support both 128- and 256-bit security.
Even today, some vendors imply that 128-bit security requires support of
"Server-Gated Cryptography" (SGC) and sell these certificates at a
significant premium. SGC is not required to enable 128-bit security for
virtually all browsers deployed today; they even can introduce serious
security threats.
According to industry statistics, more than 99.6 percent of browsers in
use today support either 128- or 256-bit encryption without SGC7. For the
few users with these older browsers, converting is straightforward with
upgrade packs available for most browsers. For this reason, premium-
priced "step-up" Web server certificates are no longer necessary.
More importantly, for the security of organizations and their end-users,
older versions of browsers that do require SGC — sometimes referred to
as "export-strength" or 40-bit browsers — can represent increased
security vulnerability.
For example, Microsoft Internet Explorer version 5.0.1 — basically no
longer in use by the population8 — was the last IE version requiring SGC
for 128-bit operation; a longstanding update has been available on
Microsoft Windows Update to bring it up to 128-bit encryption.
As such, most users who still require SGC are using a Web browser that
has not had security updates to address the multitude of other security
issues identified. This poses a significant risk to both the user and the
organization.
EV certificates alone are superior to SGC certificates or a combination of
EV with SGC certificates. Why? EV certificates require the end-user to
use a browser protected by at least 128-bit encryption for SSL security.
This requirement ensures the consumer is using a relatively up-to-date
browser (eliminating the need for SGC), thus making the user’s Internet
session, as well as the organization using the EV SSL certificate, more
secure from the onset.
8 Ibid.
© Entrust, Inc. All Rights Reserved. 11
What Can I Do Now? Entrust customers who wish upgrade to Entrust Multi-Domain Extended
Validation SSL certificates can do so today, with minimal changes to
their existing procedures.
Customers using large numbers of extended validation SSL certificates
should consider switching to the Entrust Certificate Management Service
in order to benefit from streamlined validation and the flexibility of the
subscription approach to certificates.
For the latest information on this topic, please visit www.entrust.net/ev.
Company Facts Website: www.entrust.com Employees: 359 Customers: 5,000 Offices: 10 Globally
Headquarters
Three Lincoln Centre 5430 LBJ Freeway, Suite 1250 Dallas, Texas 75240
Sales North America: 1-888-690-2424 EMEA: +44 (0) 118 953 3000 Email: [email protected]
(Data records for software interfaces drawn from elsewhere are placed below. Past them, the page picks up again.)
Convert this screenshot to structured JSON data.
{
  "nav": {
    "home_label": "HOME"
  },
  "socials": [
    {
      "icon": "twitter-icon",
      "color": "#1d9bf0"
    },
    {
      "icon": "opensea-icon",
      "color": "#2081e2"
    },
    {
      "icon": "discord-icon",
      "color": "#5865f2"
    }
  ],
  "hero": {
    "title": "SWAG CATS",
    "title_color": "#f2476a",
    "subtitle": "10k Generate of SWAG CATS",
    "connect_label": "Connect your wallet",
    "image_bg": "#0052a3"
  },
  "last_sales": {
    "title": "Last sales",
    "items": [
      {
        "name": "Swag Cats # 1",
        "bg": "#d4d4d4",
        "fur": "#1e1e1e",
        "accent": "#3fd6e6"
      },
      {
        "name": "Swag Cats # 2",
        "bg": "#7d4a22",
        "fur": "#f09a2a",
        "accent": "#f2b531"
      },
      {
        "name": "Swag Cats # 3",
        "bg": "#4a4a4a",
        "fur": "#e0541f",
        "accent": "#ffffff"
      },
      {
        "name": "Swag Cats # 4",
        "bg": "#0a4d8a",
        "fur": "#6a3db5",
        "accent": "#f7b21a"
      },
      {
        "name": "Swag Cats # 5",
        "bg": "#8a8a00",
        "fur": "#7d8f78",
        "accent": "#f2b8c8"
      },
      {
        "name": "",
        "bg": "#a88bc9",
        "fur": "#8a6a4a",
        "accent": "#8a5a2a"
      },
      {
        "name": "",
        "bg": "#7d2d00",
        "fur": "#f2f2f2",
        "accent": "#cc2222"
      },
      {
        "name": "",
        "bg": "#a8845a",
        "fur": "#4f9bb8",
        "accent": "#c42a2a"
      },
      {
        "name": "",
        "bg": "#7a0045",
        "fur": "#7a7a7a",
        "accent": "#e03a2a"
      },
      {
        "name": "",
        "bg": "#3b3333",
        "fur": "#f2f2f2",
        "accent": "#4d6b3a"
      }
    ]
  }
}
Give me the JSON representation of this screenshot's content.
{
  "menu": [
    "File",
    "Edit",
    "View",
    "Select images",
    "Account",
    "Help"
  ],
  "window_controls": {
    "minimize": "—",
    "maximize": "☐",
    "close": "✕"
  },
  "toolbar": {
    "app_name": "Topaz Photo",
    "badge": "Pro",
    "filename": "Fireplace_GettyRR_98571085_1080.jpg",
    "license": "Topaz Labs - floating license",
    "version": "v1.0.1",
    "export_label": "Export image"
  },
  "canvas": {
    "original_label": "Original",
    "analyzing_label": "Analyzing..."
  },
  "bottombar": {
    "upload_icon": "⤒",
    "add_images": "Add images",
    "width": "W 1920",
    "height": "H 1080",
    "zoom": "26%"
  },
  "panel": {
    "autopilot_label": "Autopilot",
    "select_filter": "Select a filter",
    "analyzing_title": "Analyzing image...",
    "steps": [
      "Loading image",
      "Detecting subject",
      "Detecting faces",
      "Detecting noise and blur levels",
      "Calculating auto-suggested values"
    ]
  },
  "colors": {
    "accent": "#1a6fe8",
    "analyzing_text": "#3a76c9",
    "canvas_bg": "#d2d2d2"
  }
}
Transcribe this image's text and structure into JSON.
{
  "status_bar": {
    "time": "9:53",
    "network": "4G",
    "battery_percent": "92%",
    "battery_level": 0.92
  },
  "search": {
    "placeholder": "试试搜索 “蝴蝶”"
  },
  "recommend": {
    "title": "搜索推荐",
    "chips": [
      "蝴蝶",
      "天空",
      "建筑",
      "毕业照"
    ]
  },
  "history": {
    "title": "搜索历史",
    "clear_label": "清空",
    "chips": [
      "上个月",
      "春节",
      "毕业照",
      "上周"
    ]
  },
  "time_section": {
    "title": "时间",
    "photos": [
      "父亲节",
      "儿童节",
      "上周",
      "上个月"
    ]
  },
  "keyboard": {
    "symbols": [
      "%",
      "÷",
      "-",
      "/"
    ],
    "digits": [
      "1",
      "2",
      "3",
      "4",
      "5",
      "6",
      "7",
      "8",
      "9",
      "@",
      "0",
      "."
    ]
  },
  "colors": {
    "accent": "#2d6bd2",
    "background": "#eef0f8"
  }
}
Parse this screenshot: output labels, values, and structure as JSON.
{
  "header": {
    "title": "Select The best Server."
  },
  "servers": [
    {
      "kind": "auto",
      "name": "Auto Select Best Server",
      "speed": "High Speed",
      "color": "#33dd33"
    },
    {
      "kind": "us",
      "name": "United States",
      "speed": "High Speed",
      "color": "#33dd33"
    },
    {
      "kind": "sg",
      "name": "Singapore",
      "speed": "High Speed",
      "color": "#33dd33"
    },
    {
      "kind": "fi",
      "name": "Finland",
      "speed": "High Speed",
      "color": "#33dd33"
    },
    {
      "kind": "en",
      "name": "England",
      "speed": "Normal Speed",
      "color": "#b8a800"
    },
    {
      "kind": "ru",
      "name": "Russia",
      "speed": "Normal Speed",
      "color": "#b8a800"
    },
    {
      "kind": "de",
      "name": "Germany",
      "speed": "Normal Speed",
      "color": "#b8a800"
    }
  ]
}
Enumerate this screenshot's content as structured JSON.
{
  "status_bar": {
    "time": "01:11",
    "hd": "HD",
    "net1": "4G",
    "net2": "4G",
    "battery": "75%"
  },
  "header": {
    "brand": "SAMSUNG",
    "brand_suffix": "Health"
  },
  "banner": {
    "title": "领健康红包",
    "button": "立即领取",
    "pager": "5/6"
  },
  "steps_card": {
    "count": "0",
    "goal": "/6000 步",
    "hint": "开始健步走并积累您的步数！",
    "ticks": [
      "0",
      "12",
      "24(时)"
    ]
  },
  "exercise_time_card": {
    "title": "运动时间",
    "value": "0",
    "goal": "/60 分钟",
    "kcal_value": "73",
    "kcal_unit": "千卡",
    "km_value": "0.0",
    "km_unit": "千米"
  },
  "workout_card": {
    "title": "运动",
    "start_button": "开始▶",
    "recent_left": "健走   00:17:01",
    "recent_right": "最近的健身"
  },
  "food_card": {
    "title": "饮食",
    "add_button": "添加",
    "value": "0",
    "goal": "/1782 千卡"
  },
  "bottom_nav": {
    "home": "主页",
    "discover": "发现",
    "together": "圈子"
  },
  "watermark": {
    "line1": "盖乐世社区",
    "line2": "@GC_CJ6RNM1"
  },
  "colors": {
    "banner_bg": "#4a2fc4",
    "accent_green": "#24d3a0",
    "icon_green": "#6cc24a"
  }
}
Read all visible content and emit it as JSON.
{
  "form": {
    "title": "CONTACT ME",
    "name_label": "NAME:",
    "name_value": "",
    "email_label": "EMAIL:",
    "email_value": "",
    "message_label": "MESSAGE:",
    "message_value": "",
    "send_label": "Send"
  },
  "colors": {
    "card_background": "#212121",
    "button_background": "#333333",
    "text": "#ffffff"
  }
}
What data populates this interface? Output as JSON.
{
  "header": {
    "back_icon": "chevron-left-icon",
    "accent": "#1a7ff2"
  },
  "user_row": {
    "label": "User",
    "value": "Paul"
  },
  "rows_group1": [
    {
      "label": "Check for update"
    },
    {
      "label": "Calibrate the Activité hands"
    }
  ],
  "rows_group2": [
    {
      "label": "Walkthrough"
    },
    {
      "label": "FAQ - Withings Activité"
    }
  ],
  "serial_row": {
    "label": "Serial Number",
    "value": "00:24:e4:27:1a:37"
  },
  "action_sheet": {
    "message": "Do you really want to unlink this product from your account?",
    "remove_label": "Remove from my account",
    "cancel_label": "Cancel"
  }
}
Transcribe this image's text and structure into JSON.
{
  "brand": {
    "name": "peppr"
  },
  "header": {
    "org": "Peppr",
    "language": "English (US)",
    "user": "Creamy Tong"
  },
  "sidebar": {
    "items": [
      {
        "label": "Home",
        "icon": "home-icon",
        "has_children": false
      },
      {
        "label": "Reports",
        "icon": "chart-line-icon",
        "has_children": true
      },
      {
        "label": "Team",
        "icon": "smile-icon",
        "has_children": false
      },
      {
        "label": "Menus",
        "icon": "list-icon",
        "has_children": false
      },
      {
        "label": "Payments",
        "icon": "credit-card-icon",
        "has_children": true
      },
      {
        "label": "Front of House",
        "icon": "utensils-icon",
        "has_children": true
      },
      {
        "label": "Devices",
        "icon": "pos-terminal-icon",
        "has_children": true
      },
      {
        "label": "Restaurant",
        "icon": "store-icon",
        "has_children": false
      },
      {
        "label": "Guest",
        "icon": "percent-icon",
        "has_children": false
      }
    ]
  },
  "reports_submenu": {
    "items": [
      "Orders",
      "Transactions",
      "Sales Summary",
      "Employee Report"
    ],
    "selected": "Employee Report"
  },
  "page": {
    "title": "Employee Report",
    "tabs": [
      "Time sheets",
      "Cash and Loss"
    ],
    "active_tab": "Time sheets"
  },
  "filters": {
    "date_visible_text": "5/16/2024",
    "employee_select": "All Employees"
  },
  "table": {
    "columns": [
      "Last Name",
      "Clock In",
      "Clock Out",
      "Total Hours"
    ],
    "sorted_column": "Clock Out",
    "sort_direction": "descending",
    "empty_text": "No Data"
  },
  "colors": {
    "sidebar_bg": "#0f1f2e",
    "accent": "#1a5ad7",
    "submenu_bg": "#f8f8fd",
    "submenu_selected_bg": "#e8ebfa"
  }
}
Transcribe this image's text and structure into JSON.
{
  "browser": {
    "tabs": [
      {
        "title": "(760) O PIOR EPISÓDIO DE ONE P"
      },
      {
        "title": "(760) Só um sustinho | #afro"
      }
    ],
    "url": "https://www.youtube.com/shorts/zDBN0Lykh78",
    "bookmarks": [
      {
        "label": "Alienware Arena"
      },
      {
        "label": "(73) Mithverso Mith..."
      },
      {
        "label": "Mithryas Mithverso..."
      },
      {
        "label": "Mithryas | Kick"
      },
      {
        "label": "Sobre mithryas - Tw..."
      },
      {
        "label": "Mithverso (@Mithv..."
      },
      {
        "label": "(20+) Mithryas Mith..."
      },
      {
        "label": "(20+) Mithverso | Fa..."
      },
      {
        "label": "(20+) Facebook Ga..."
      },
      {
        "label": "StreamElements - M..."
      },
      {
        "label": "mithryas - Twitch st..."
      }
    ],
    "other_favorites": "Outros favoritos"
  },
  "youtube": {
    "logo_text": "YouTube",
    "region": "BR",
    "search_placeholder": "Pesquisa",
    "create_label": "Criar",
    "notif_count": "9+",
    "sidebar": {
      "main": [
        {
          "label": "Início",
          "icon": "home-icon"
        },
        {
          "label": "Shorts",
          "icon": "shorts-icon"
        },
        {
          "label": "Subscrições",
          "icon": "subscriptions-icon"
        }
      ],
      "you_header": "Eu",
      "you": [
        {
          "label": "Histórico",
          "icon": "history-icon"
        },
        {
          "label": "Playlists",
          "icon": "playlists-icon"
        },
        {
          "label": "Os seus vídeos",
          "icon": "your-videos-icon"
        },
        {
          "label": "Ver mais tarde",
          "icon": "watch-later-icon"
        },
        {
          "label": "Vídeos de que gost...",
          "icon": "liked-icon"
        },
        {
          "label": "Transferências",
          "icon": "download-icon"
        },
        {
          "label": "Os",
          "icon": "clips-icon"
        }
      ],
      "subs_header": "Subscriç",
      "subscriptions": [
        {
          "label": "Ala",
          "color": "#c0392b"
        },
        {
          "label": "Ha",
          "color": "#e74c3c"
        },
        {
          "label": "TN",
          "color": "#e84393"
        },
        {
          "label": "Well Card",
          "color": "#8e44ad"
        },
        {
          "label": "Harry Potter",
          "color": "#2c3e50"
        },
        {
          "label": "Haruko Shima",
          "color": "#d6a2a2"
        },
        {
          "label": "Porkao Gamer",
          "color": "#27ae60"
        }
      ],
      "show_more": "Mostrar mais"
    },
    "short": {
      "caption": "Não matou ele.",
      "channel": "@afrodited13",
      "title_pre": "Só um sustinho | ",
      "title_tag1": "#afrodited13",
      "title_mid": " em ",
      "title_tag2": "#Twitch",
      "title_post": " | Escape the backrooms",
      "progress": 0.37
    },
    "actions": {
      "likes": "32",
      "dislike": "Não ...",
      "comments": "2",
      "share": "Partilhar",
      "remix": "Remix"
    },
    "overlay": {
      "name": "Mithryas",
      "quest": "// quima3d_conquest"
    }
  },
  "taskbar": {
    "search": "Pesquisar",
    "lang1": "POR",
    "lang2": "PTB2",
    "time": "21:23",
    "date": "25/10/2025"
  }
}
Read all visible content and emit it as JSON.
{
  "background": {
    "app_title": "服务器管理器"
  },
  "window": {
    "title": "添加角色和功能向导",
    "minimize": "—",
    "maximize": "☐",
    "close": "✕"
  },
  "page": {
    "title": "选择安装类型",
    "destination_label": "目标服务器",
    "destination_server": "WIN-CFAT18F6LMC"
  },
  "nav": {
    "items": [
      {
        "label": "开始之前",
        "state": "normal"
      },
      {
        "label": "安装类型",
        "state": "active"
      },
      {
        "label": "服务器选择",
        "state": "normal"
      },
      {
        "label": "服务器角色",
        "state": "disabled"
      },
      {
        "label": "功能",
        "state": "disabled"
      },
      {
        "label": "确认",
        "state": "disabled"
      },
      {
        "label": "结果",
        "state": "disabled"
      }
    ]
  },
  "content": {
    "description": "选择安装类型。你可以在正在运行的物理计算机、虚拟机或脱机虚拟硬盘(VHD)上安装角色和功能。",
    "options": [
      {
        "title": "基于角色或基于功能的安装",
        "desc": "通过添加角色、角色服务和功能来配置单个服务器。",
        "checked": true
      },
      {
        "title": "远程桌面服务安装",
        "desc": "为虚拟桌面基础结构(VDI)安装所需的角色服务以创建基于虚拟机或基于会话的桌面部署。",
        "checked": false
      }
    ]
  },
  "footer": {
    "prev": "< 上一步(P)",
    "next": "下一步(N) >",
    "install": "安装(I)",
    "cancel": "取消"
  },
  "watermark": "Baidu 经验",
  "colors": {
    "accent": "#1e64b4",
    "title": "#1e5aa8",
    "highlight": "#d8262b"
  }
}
Entrust & You More than ever, Entrust understands your organization’s security pain points. Whether it’s the protection of information, securing online customers, regulatory compliance or large-scale government projects, Entrust provides identity-based security solutions that are not only proven in real-world environments, but cost-effective in today’s uncertain economic climate. A trusted provider of identity-based security solutions, Entrust empowers governments, enterprises and financial institutions in more than 5,000 organizations spanning 85 countries. Entrust’s award-winning software authentication platforms manage today’s most secure identity credentials, addressing customer pain points for cloud and mobile security, physical and logical access, citizen eID initiatives, certificate management and SSL. For more information about Entrust products and services, call 888-690-2424, email [email protected] or visit entrust.com.